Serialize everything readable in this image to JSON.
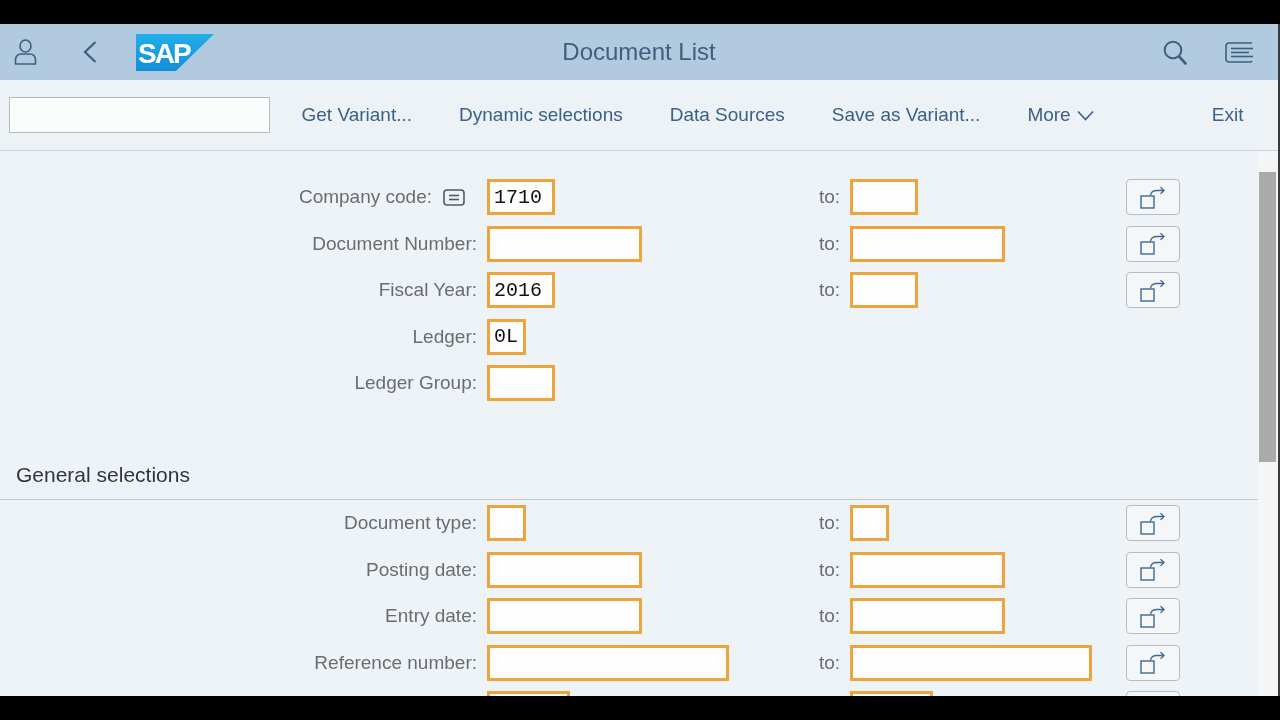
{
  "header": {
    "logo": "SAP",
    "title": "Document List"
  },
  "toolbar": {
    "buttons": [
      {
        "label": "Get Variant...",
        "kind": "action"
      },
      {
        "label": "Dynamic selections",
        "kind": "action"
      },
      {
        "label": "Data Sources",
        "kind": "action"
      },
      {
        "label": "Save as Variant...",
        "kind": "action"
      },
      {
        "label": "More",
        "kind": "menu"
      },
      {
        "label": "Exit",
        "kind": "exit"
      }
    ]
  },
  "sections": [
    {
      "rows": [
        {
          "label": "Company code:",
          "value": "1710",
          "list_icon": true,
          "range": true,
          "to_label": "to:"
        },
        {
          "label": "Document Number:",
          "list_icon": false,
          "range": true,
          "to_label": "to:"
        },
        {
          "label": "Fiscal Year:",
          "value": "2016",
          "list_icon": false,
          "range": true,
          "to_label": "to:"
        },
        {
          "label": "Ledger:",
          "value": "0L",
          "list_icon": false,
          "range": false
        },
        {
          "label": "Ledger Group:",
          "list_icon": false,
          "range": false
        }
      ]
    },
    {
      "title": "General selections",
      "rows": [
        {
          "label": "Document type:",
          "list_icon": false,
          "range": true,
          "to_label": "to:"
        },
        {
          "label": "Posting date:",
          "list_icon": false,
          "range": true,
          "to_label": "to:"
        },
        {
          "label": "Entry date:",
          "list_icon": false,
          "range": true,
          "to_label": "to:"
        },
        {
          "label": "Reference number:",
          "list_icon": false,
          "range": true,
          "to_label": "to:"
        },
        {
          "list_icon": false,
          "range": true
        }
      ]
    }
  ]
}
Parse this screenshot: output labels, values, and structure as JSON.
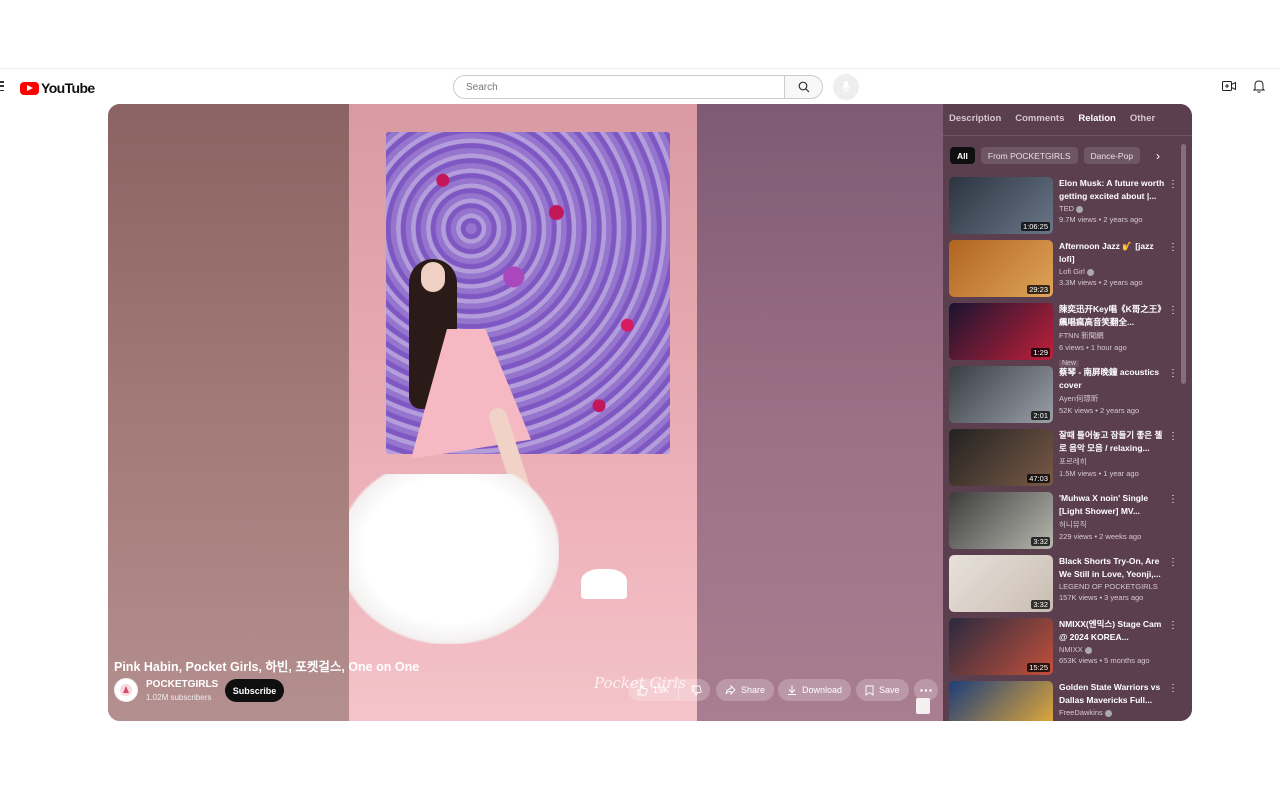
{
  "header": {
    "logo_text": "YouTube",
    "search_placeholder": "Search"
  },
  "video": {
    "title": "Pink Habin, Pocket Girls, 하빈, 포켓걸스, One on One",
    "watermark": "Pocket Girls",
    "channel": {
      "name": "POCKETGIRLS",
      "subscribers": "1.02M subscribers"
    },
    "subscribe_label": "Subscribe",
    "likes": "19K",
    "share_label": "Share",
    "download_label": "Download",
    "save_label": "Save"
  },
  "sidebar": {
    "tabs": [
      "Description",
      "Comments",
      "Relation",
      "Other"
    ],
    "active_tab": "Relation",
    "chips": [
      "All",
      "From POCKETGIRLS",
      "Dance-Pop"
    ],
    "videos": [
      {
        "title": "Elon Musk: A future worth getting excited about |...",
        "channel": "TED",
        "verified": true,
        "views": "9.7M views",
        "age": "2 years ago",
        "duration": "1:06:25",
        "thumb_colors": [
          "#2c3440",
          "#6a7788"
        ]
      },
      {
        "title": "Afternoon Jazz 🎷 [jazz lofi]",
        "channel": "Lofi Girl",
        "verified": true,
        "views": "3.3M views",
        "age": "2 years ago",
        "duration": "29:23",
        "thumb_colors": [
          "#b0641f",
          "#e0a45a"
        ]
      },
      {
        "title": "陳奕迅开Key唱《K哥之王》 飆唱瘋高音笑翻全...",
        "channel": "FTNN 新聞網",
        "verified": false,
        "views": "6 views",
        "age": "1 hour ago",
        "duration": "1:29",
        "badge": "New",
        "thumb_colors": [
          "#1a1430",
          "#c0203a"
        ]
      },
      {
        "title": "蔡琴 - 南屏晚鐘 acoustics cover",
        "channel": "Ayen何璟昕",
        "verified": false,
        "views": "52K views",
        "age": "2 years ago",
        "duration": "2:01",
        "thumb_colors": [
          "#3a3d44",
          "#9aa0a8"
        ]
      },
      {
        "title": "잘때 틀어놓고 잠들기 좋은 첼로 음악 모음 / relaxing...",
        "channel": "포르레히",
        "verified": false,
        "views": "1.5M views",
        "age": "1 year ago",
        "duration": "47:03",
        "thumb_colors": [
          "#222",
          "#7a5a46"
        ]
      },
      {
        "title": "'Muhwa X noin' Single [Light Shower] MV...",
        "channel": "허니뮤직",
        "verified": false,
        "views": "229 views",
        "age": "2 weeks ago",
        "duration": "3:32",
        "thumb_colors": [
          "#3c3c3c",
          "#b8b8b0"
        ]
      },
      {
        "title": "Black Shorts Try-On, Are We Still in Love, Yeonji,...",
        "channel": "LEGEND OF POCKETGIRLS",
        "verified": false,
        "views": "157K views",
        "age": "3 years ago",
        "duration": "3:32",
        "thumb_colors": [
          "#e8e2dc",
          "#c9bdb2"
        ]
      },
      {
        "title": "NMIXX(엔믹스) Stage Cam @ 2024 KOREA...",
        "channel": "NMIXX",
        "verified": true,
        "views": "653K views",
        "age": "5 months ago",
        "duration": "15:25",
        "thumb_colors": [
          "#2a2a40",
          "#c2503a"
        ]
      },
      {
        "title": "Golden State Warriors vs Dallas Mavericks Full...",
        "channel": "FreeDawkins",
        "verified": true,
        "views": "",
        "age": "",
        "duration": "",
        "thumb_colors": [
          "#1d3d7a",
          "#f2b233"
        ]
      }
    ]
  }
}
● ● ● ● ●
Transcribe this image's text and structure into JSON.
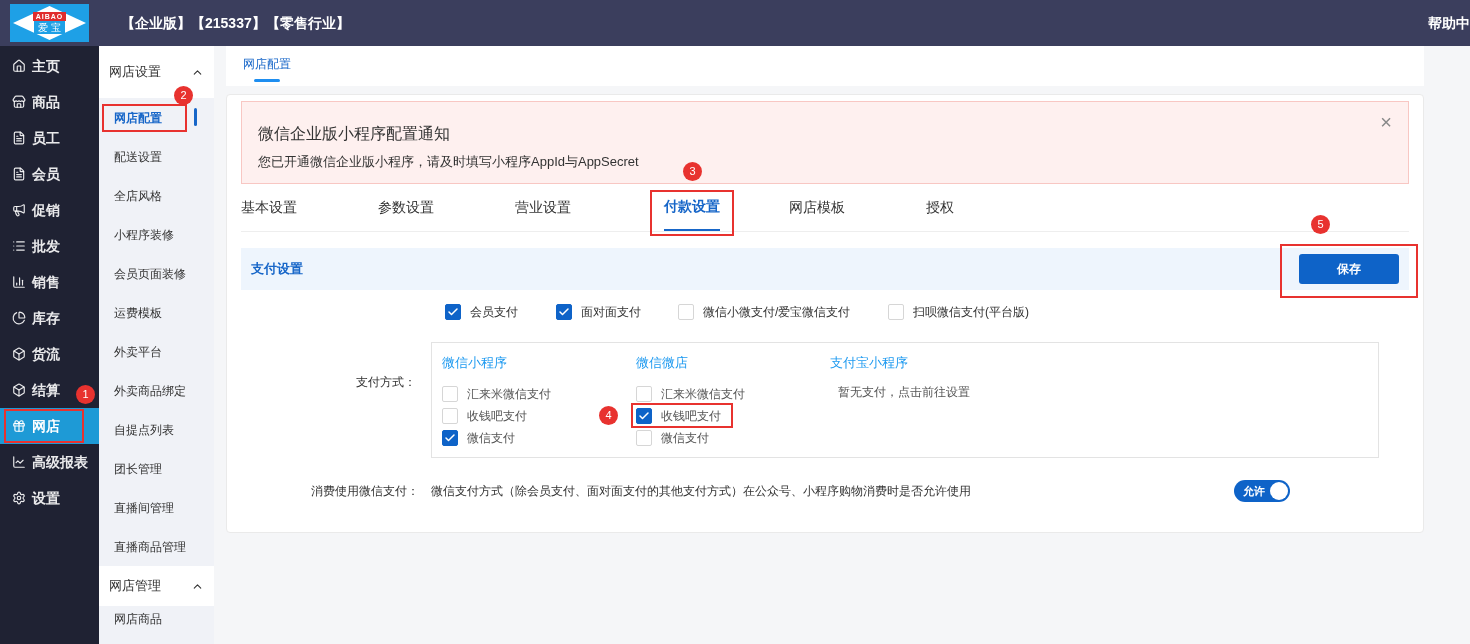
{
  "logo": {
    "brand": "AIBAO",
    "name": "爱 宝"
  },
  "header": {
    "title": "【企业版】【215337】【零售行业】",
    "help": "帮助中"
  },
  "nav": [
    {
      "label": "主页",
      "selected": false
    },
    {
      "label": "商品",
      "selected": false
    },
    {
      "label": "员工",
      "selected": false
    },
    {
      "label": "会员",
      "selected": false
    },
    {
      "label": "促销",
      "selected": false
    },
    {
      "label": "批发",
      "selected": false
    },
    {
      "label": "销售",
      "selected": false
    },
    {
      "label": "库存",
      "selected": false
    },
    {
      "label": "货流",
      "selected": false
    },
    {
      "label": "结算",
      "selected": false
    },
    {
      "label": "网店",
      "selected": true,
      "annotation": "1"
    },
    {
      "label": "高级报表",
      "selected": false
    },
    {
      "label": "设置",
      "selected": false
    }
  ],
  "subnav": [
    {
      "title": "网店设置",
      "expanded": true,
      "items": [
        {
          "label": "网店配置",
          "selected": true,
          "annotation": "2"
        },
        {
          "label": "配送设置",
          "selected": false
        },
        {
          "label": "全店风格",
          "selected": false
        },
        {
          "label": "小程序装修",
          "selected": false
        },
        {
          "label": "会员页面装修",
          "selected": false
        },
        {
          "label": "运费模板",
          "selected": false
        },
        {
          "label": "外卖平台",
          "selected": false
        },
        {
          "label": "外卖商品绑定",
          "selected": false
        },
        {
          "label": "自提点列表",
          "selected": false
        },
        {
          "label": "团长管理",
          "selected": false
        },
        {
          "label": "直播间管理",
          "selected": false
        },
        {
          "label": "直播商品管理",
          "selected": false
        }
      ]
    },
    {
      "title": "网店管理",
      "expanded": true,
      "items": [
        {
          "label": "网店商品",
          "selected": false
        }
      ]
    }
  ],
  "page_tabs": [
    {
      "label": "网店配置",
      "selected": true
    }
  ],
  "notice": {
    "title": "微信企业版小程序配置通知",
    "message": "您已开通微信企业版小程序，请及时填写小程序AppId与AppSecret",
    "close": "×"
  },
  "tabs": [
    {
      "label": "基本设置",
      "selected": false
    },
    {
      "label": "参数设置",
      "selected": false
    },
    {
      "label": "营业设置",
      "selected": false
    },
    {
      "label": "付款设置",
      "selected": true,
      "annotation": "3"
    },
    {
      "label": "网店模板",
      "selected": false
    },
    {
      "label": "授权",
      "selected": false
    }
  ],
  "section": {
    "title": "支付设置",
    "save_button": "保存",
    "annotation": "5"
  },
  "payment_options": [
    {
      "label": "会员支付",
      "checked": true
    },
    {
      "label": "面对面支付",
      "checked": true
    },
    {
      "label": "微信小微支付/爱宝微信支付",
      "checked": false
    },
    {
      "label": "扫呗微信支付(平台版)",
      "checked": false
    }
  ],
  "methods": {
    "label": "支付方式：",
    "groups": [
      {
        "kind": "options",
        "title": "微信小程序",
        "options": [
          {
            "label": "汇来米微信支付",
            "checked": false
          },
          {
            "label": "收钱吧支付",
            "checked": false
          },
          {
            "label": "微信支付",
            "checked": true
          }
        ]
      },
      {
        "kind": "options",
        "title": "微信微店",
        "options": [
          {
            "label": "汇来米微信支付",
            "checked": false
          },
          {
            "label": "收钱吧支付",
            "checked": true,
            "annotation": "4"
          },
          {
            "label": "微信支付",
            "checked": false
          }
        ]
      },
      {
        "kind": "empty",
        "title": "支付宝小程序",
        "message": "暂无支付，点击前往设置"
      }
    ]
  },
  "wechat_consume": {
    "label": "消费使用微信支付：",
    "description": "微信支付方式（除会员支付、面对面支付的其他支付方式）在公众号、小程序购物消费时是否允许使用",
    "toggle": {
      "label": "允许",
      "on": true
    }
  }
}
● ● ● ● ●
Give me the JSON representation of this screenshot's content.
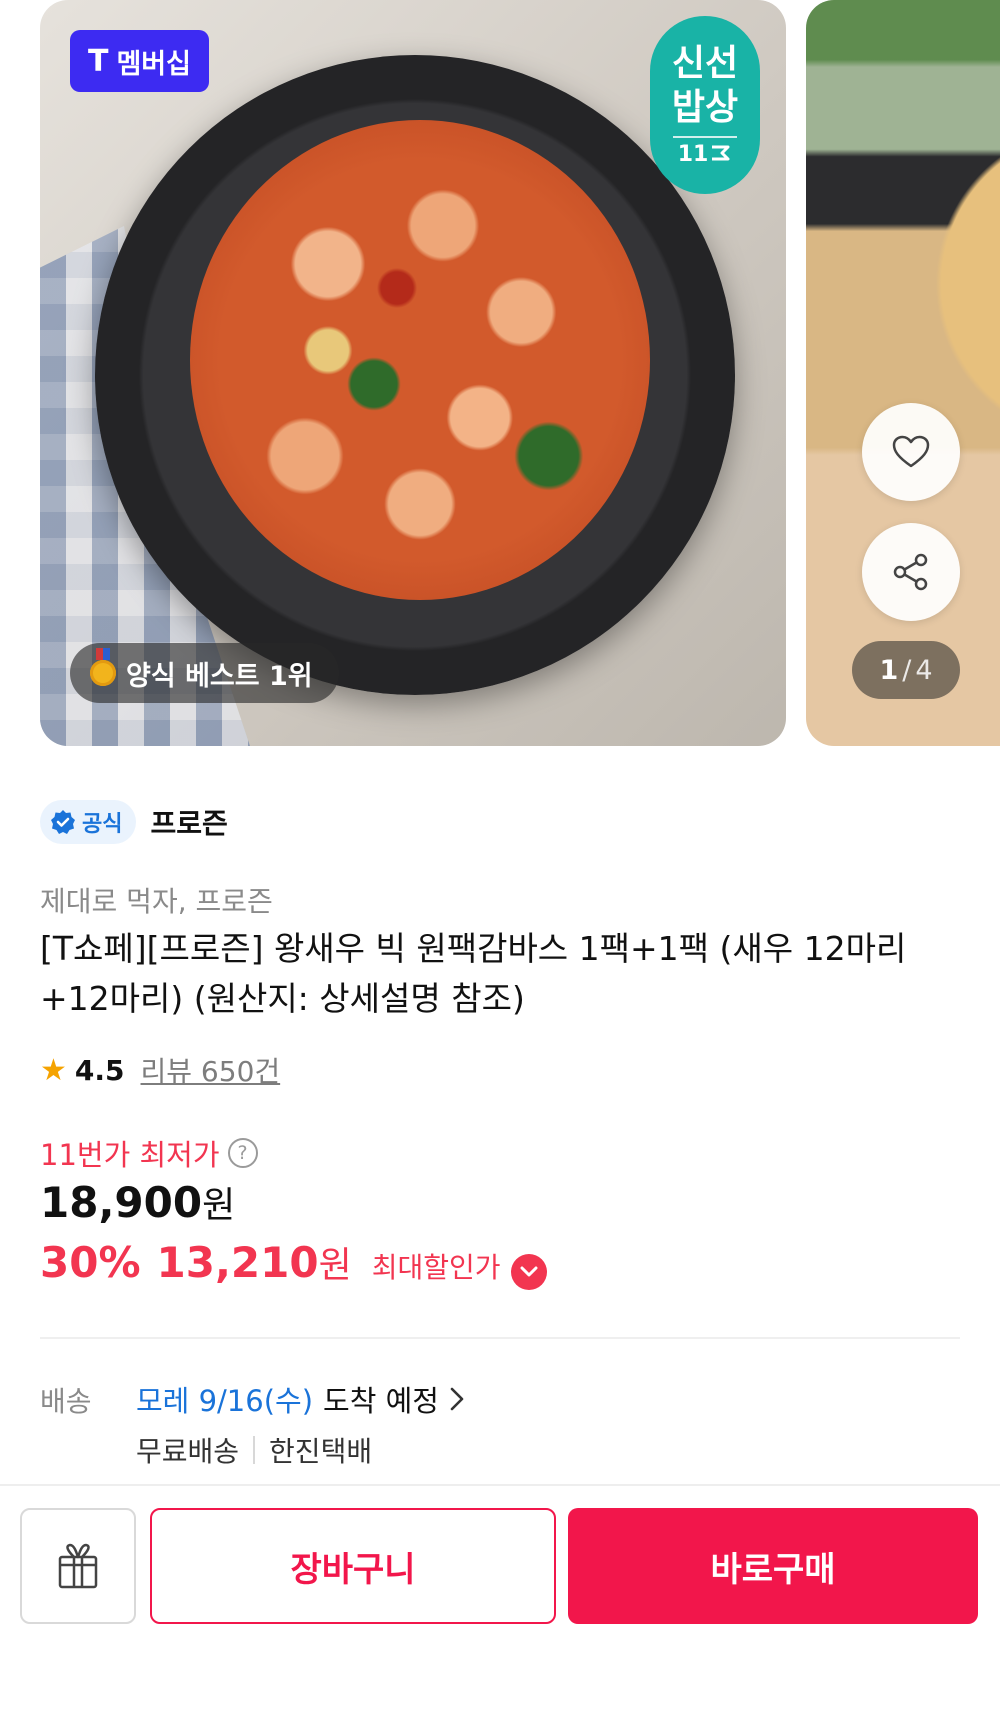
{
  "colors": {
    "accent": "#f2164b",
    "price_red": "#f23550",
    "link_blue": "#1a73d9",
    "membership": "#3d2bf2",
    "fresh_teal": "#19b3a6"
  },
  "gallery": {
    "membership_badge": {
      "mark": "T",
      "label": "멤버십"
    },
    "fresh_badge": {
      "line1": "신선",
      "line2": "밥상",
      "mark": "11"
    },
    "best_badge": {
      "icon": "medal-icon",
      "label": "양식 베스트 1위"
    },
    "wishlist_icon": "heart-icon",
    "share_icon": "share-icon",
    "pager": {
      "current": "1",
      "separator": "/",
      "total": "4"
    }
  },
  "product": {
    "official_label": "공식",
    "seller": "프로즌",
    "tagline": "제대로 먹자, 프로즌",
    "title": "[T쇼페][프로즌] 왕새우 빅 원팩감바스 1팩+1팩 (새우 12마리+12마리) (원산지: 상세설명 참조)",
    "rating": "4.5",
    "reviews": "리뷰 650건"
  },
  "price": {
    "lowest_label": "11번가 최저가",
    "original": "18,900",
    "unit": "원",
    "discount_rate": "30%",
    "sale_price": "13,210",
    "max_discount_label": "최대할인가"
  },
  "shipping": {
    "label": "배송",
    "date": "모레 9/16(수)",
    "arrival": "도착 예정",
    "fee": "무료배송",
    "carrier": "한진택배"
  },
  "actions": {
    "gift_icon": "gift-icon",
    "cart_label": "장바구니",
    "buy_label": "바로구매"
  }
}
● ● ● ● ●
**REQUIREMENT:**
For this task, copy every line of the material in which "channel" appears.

**YOUR RESPONSE:**
    "channel": {
        "channel": "TED",
        "channel": "Lofi Girl",
        "channel": "FTNN 新聞網",
        "channel": "Ayen何璟昕",
        "channel": "포르레히",
        "channel": "허니뮤직",
        "channel": "LEGEND OF POCKETGIRLS",
        "channel": "NMIXX",
        "channel": "FreeDawkins",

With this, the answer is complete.